___ Excerpted records

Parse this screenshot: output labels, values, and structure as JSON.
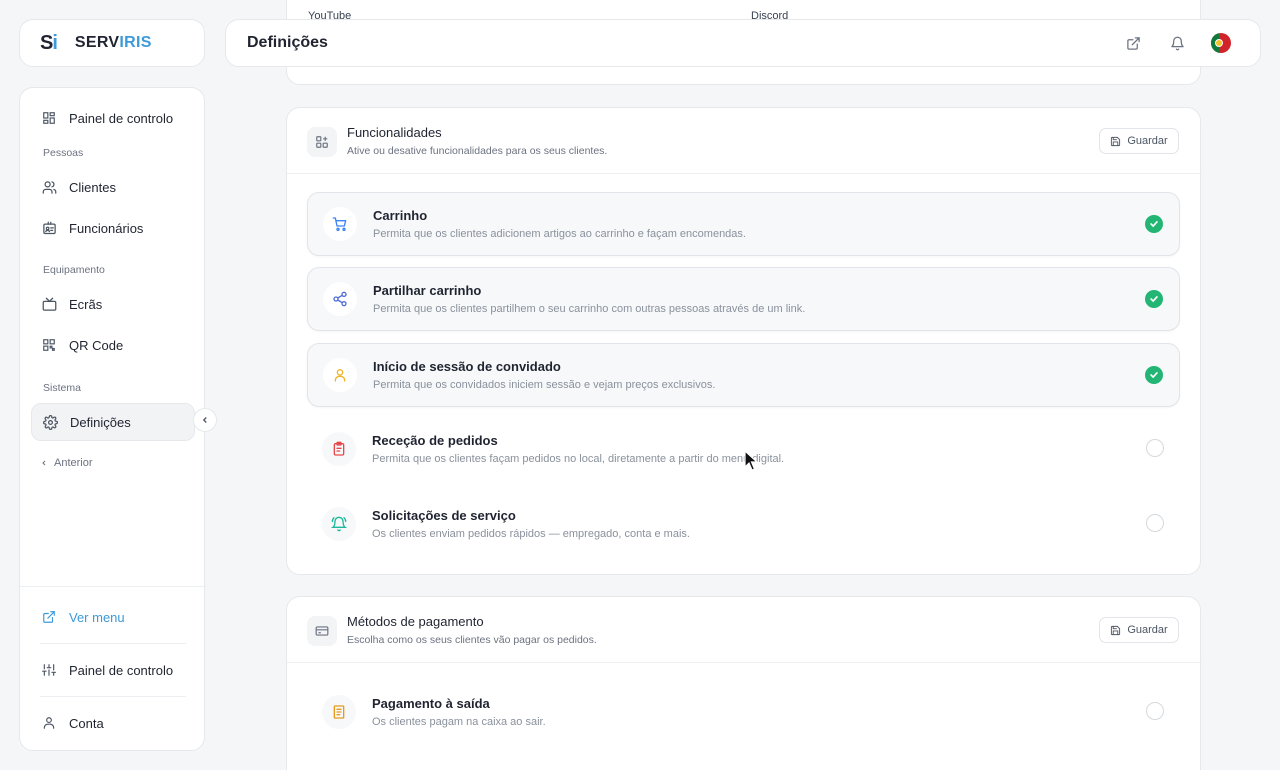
{
  "logo": {
    "mark_s": "S",
    "mark_i": "i",
    "name_a": "SERV",
    "name_b": "IRIS"
  },
  "topbar": {
    "title": "Definições"
  },
  "sidebar": {
    "dashboard": "Painel de controlo",
    "group_people": "Pessoas",
    "clients": "Clientes",
    "employees": "Funcionários",
    "group_equipment": "Equipamento",
    "screens": "Ecrãs",
    "qrcode": "QR Code",
    "group_system": "Sistema",
    "settings": "Definições",
    "back": "Anterior",
    "view_menu": "Ver menu",
    "control_panel": "Painel de controlo",
    "account": "Conta"
  },
  "social": {
    "youtube": "YouTube",
    "discord": "Discord"
  },
  "features_section": {
    "title": "Funcionalidades",
    "desc": "Ative ou desative funcionalidades para os seus clientes.",
    "save": "Guardar",
    "items": [
      {
        "title": "Carrinho",
        "desc": "Permita que os clientes adicionem artigos ao carrinho e façam encomendas.",
        "enabled": true,
        "icon": "cart-icon",
        "color": "#3b82f6"
      },
      {
        "title": "Partilhar carrinho",
        "desc": "Permita que os clientes partilhem o seu carrinho com outras pessoas através de um link.",
        "enabled": true,
        "icon": "share-icon",
        "color": "#4f6bd8"
      },
      {
        "title": "Início de sessão de convidado",
        "desc": "Permita que os convidados iniciem sessão e vejam preços exclusivos.",
        "enabled": true,
        "icon": "user-icon",
        "color": "#f0b429"
      },
      {
        "title": "Receção de pedidos",
        "desc": "Permita que os clientes façam pedidos no local, diretamente a partir do menu digital.",
        "enabled": false,
        "icon": "clipboard-icon",
        "color": "#e5484d"
      },
      {
        "title": "Solicitações de serviço",
        "desc": "Os clientes enviam pedidos rápidos — empregado, conta e mais.",
        "enabled": false,
        "icon": "bell-icon",
        "color": "#19b89a"
      }
    ]
  },
  "payment_section": {
    "title": "Métodos de pagamento",
    "desc": "Escolha como os seus clientes vão pagar os pedidos.",
    "save": "Guardar",
    "items": [
      {
        "title": "Pagamento à saída",
        "desc": "Os clientes pagam na caixa ao sair.",
        "enabled": false,
        "icon": "receipt-icon",
        "color": "#e69a1c"
      }
    ]
  }
}
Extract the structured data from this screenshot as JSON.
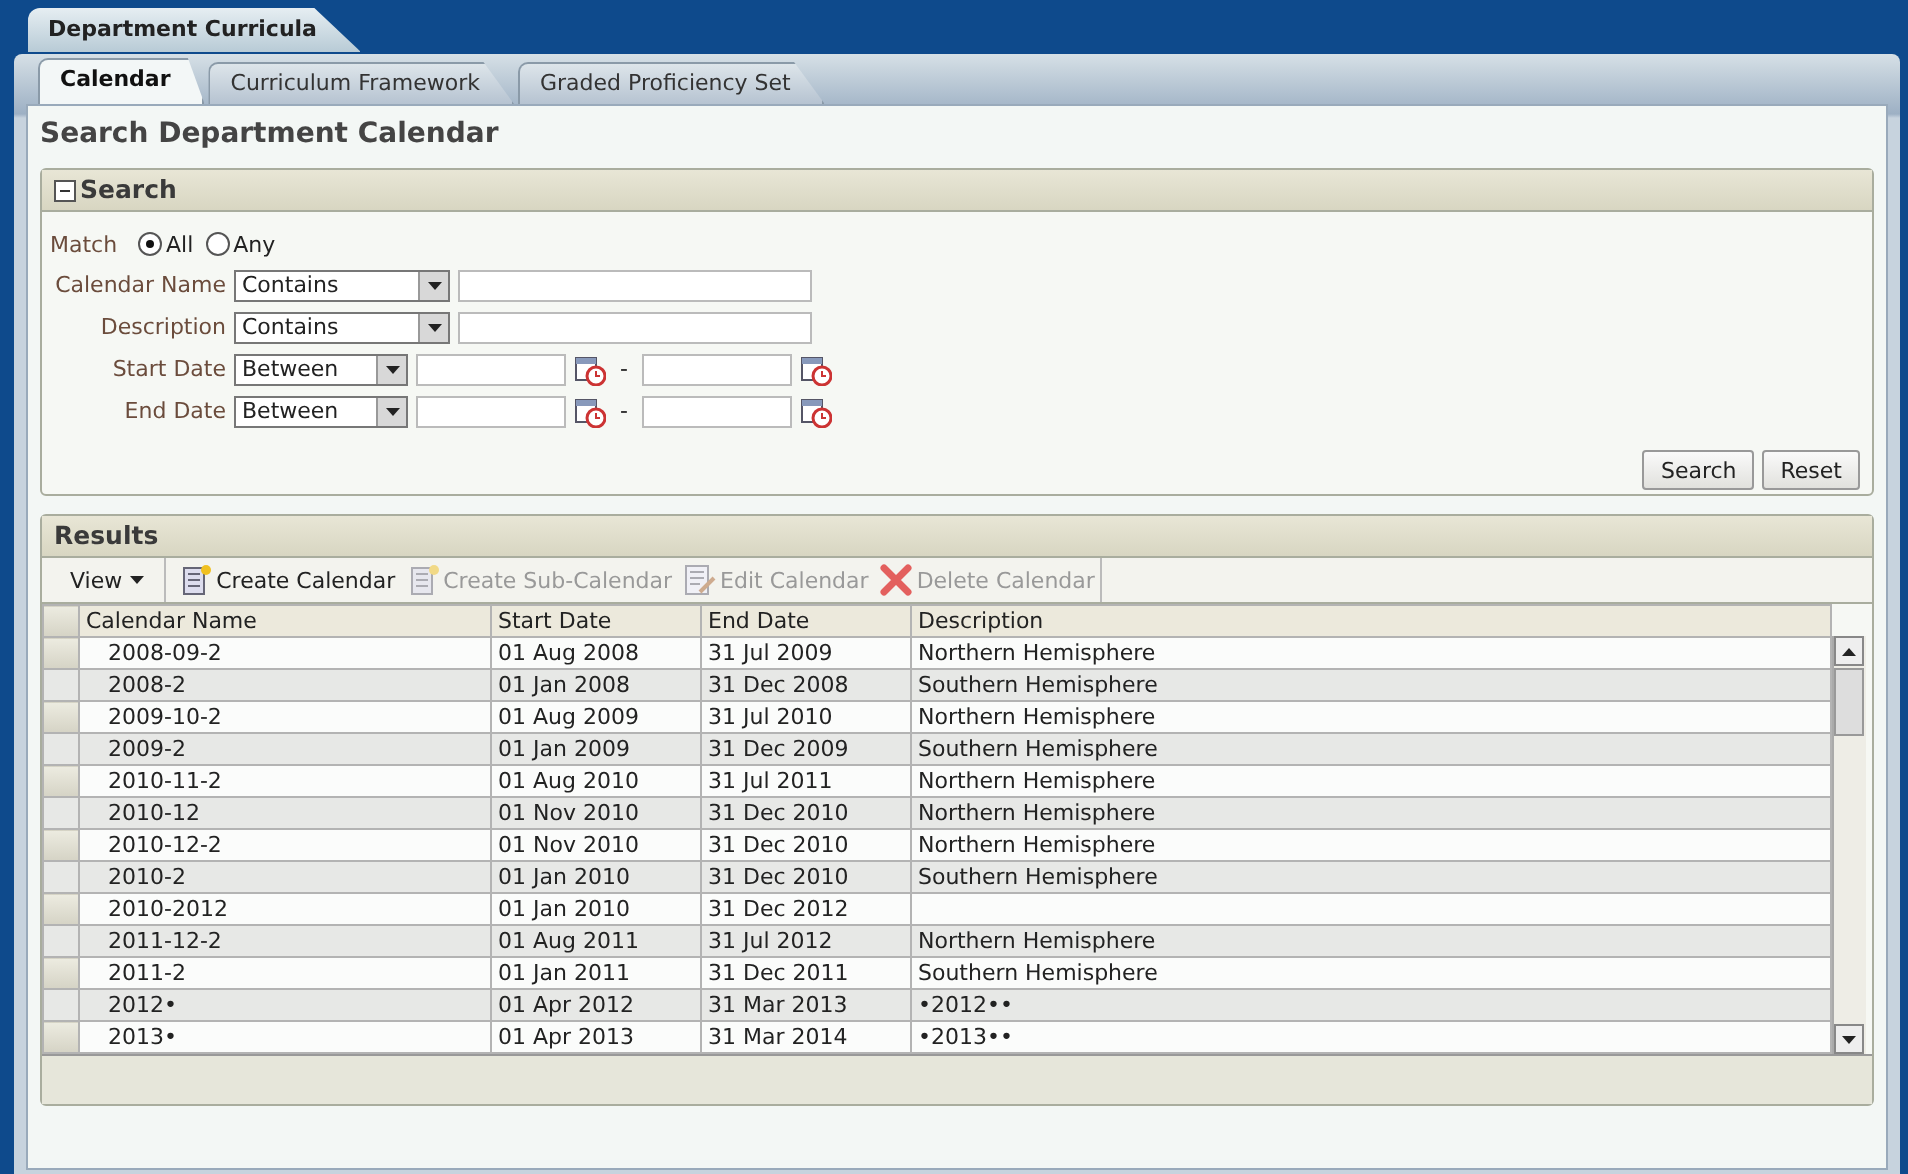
{
  "app_tab": {
    "label": "Department Curricula"
  },
  "tabs": [
    {
      "label": "Calendar",
      "selected": true
    },
    {
      "label": "Curriculum Framework",
      "selected": false
    },
    {
      "label": "Graded Proficiency Set",
      "selected": false
    }
  ],
  "page_title": "Search Department Calendar",
  "search": {
    "title": "Search",
    "expanded": true,
    "match_label": "Match",
    "match_options": [
      {
        "label": "All",
        "selected": true
      },
      {
        "label": "Any",
        "selected": false
      }
    ],
    "fields": [
      {
        "kind": "text",
        "label": "Calendar Name",
        "operator": "Contains"
      },
      {
        "kind": "text",
        "label": "Description",
        "operator": "Contains"
      },
      {
        "kind": "range",
        "label": "Start Date",
        "operator": "Between",
        "separator": "-"
      },
      {
        "kind": "range",
        "label": "End Date",
        "operator": "Between",
        "separator": "-"
      }
    ],
    "buttons": [
      "Search",
      "Reset"
    ]
  },
  "results": {
    "title": "Results",
    "view_menu": "View",
    "actions": [
      {
        "kind": "create",
        "label": "Create Calendar",
        "disabled": false
      },
      {
        "kind": "create",
        "label": "Create Sub-Calendar",
        "disabled": true
      },
      {
        "kind": "edit",
        "label": "Edit Calendar",
        "disabled": true
      },
      {
        "kind": "delete",
        "label": "Delete Calendar",
        "disabled": true
      }
    ],
    "columns": [
      "Calendar Name",
      "Start Date",
      "End Date",
      "Description"
    ],
    "rows": [
      [
        "2008-09-2",
        "01 Aug 2008",
        "31 Jul 2009",
        "Northern Hemisphere"
      ],
      [
        "2008-2",
        "01 Jan 2008",
        "31 Dec 2008",
        "Southern Hemisphere"
      ],
      [
        "2009-10-2",
        "01 Aug 2009",
        "31 Jul 2010",
        "Northern Hemisphere"
      ],
      [
        "2009-2",
        "01 Jan 2009",
        "31 Dec 2009",
        "Southern Hemisphere"
      ],
      [
        "2010-11-2",
        "01 Aug 2010",
        "31 Jul 2011",
        "Northern Hemisphere"
      ],
      [
        "2010-12",
        "01 Nov 2010",
        "31 Dec 2010",
        "Northern Hemisphere"
      ],
      [
        "2010-12-2",
        "01 Nov 2010",
        "31 Dec 2010",
        "Northern Hemisphere"
      ],
      [
        "2010-2",
        "01 Jan 2010",
        "31 Dec 2010",
        "Southern Hemisphere"
      ],
      [
        "2010-2012",
        "01 Jan 2010",
        "31 Dec 2012",
        ""
      ],
      [
        "2011-12-2",
        "01 Aug 2011",
        "31 Jul 2012",
        "Northern Hemisphere"
      ],
      [
        "2011-2",
        "01 Jan 2011",
        "31 Dec 2011",
        "Southern Hemisphere"
      ],
      [
        "2012•",
        "01 Apr 2012",
        "31 Mar 2013",
        "•2012••"
      ],
      [
        "2013•",
        "01 Apr 2013",
        "31 Mar 2014",
        "•2013••"
      ]
    ]
  }
}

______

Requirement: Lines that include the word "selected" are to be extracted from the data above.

Result:
      "selected": true
      "selected": false
      "selected": false
        "selected": true
        "selected": false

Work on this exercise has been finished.